[Entries from a dataset of interfaces]
---
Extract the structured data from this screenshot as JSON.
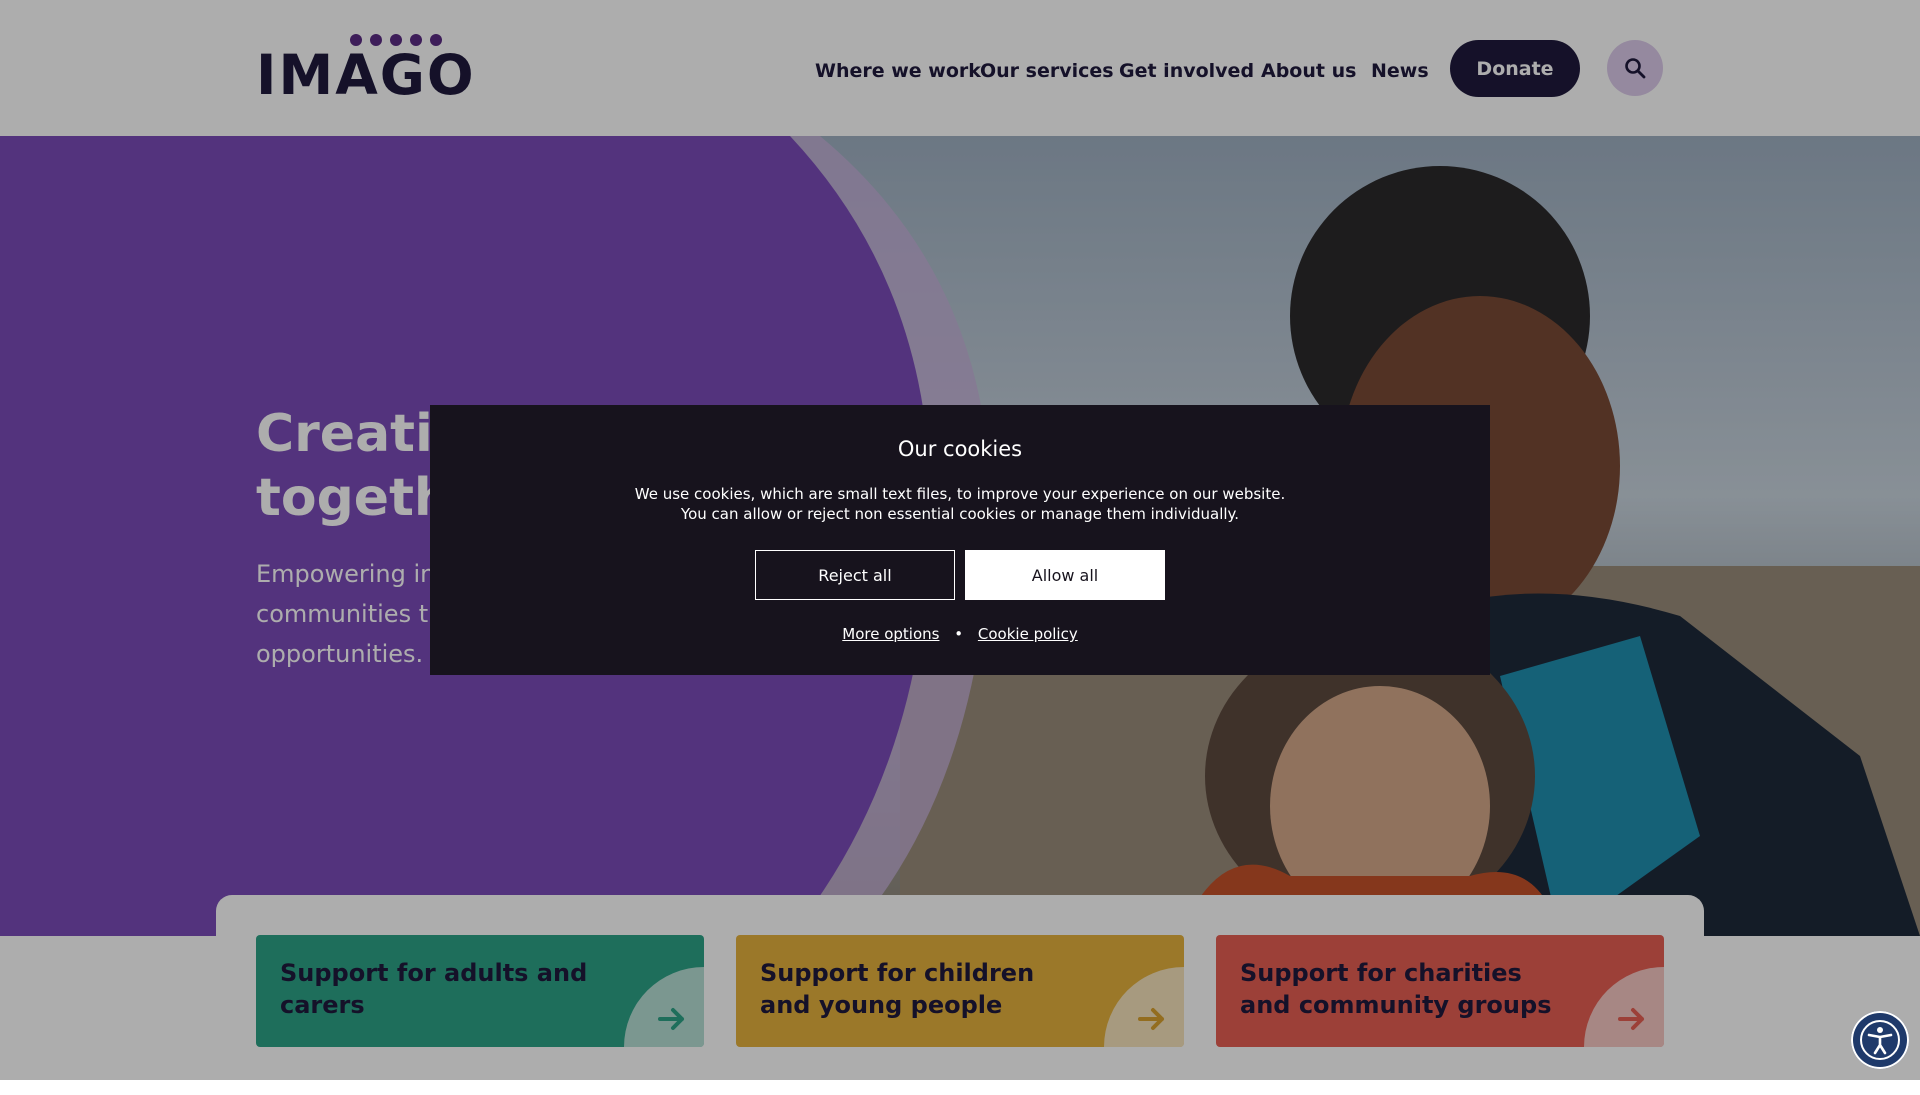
{
  "header": {
    "logo_text": "IMAGO",
    "nav": [
      {
        "label": "Where we work"
      },
      {
        "label": "Our services"
      },
      {
        "label": "Get involved"
      },
      {
        "label": "About us"
      },
      {
        "label": "News"
      }
    ],
    "donate_label": "Donate",
    "search_icon": "search-icon"
  },
  "hero": {
    "title": "Creating change together",
    "subtitle": "Empowering individuals, families and communities through support and opportunities."
  },
  "cards": [
    {
      "title": "Support for adults and carers",
      "color": "#2da387",
      "arrow_color": "#2da387"
    },
    {
      "title": "Support for children and young people",
      "color": "#e5b13d",
      "arrow_color": "#d9a12f"
    },
    {
      "title": "Support for charities and community groups",
      "color": "#e65f53",
      "arrow_color": "#e65f53"
    }
  ],
  "cookie": {
    "title": "Our cookies",
    "text_line1": "We use cookies, which are small text files, to improve your experience on our website.",
    "text_line2": "You can allow or reject non essential cookies or manage them individually.",
    "reject_label": "Reject all",
    "allow_label": "Allow all",
    "more_options_label": "More options",
    "separator": "•",
    "policy_label": "Cookie policy"
  },
  "accessibility": {
    "icon": "accessibility-icon"
  },
  "colors": {
    "brand_dark": "#1f1a3d",
    "brand_purple": "#7b4cb8",
    "accent_lilac": "#dccbea"
  }
}
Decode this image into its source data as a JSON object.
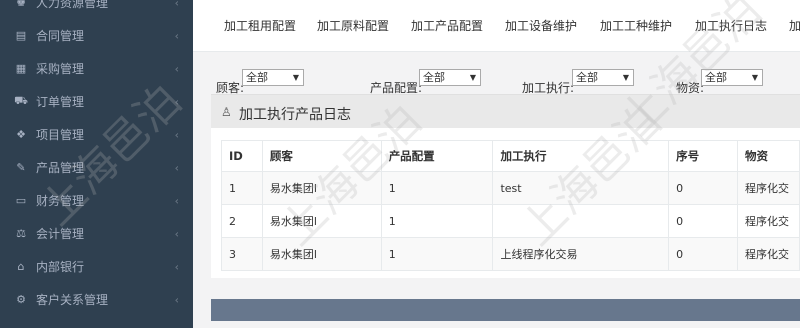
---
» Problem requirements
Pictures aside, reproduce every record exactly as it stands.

» Answer section
Extract the structured data from this screenshot as JSON.
{
  "header": {
    "logo_text": "IMAGO",
    "nav": [
      {
        "label": "Where we work"
      },
      {
        "label": "Our services"
      },
      {
        "label": "Get involved"
      },
      {
        "label": "About us"
      },
      {
        "label": "News"
      }
    ],
    "donate_label": "Donate",
    "search_icon": "search-icon"
  },
  "hero": {
    "title": "Creating change together",
    "subtitle": "Empowering individuals, families and communities through support and opportunities."
  },
  "cards": [
    {
      "title": "Support for adults and carers",
      "color": "#2da387",
      "arrow_color": "#2da387"
    },
    {
      "title": "Support for children and young people",
      "color": "#e5b13d",
      "arrow_color": "#d9a12f"
    },
    {
      "title": "Support for charities and community groups",
      "color": "#e65f53",
      "arrow_color": "#e65f53"
    }
  ],
  "cookie": {
    "title": "Our cookies",
    "text_line1": "We use cookies, which are small text files, to improve your experience on our website.",
    "text_line2": "You can allow or reject non essential cookies or manage them individually.",
    "reject_label": "Reject all",
    "allow_label": "Allow all",
    "more_options_label": "More options",
    "separator": "•",
    "policy_label": "Cookie policy"
  },
  "accessibility": {
    "icon": "accessibility-icon"
  },
  "colors": {
    "brand_dark": "#1f1a3d",
    "brand_purple": "#7b4cb8",
    "accent_lilac": "#dccbea"
  }
}
Decode this image into its source data as a JSON object.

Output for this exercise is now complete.